When people talk about the transport and logistics market, they usually think trucks, ships, planes and trains or even roads, airports and ports. What won’t be at the front of their minds are the people required to operate these assets, or the managers who plan the movement of goods across global supply chains.

This is not merely an inconvenient fact. Right across the world, the industry is being undermined by a skills shortage which is impacting efficiencies, not just for the transport and logistics sector but also for the manufacturers and retailers who use their services.

This is one reason why I address the issue in this year’s “Outlook on the Logistics & Supply Chain Industry 2012”. The document comprises a series of papers written by 11 Members of the Global Agenda Council on Logistics & Supply Chains on issues of key importance to the logistics industry.

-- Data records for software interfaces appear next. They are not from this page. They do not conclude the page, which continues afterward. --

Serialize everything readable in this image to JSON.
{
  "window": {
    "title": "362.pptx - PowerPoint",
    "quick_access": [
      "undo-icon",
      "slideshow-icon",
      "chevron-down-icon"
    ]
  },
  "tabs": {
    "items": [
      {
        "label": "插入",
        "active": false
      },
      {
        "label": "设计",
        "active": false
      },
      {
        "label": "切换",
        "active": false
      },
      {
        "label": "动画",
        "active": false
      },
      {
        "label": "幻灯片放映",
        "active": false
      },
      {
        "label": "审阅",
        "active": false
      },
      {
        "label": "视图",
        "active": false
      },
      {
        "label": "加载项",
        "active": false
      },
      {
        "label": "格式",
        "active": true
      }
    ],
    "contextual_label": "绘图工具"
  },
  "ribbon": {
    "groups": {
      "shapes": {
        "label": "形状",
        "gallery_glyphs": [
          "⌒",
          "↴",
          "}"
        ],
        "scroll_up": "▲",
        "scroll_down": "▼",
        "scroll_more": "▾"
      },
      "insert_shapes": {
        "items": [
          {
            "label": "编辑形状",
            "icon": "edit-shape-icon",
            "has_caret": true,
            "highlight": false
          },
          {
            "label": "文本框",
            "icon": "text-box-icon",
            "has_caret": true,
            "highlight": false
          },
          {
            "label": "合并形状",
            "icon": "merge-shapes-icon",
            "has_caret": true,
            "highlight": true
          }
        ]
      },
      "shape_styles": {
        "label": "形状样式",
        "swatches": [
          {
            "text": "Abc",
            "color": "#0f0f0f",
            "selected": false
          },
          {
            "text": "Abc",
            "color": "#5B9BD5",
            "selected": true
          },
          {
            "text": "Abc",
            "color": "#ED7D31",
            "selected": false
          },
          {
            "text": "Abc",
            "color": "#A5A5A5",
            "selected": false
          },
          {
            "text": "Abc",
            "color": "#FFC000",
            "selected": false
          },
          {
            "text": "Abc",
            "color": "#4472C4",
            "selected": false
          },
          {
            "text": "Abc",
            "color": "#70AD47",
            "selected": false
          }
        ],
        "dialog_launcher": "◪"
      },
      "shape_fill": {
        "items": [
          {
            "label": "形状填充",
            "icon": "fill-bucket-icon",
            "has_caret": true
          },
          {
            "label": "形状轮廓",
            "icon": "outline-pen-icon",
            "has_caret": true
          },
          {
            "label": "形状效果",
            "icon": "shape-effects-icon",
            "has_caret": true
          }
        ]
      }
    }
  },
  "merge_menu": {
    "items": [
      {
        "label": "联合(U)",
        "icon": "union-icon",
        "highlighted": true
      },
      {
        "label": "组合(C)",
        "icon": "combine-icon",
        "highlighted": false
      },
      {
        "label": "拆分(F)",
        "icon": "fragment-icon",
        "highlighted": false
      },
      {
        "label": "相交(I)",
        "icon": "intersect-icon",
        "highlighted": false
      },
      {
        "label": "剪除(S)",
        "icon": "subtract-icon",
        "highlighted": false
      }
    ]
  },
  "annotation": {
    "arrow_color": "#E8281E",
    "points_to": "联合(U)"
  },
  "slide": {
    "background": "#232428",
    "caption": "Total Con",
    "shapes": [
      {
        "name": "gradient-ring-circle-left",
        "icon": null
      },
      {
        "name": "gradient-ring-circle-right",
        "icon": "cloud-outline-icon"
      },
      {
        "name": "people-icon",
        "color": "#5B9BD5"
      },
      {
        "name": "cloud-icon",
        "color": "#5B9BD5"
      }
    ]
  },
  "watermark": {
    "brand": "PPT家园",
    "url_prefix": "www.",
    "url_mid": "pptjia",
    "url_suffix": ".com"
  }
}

Members of the Council have identified what they regard as some of the major challenges confronting the logistics industry and suggest ways of dealing with them.

When Transport Intelligence undertook a survey for the World Economic Forum last year to look at the extent of the problem, it was found that 64% said they had difficulty recruiting good employees.

Probing a little deeper into why this was the case, the problems, it seems, can be characterized by issues related to both supply and demand. For example, many logistics companies said that it is difficult to find good quality candidates with the right skills. This is obviously a supply issue related to the state of education, over which the logistics industry has little control.

On the other hand, it is within the industry’s power to address the reasons why many good candidates fail to be attracted to the sector. For example, the survey identified pay levels and a low industry profile in schools and colleges, as well as a poor industry image.

One way in which the industry can improve its public perception is through campaigns run by industry bodies such as the CSCMP and the CILT. Advertising by logistics companies, including UPS and DHL, will also play a role, especially relating logistics to high profile public events, including the Olympics. A partnership approach between these organizations and government agencies would seem to be an effective route to developing logistics as a career option for many school leavers and graduates.

What is clear is that many companies must break out of the present spiral of decline in which they find themselves. Without good quality staff, logistics companies cannot expect to create value in supply chains. Without adding value, their customers will continue to pressurize margins, making it even more difficult for companies to attract and afford good quality staff. With this in mind, it is surely in the best interest of all stakeholders to address supply chain talent as a strategic priority.

Read the report published by the World Economic Forum’s Global Agenda Council on Logistics and Supply Chain Industry.

Author: John Manners-Bell is Editor and Chief Executive Officer, Transport Intelligence, United Kingdom, and a Member of the Forum’s Global Agenda Council on Logistics & Supply Chains.

Image: A driver is seen in his vehicle in a line of trucks stuck on the road during a severe winter snow near Urziceni, 57 km (35 miles) northeast of Bucharest January 27, 2012.  REUTERS/Bogdan Cristel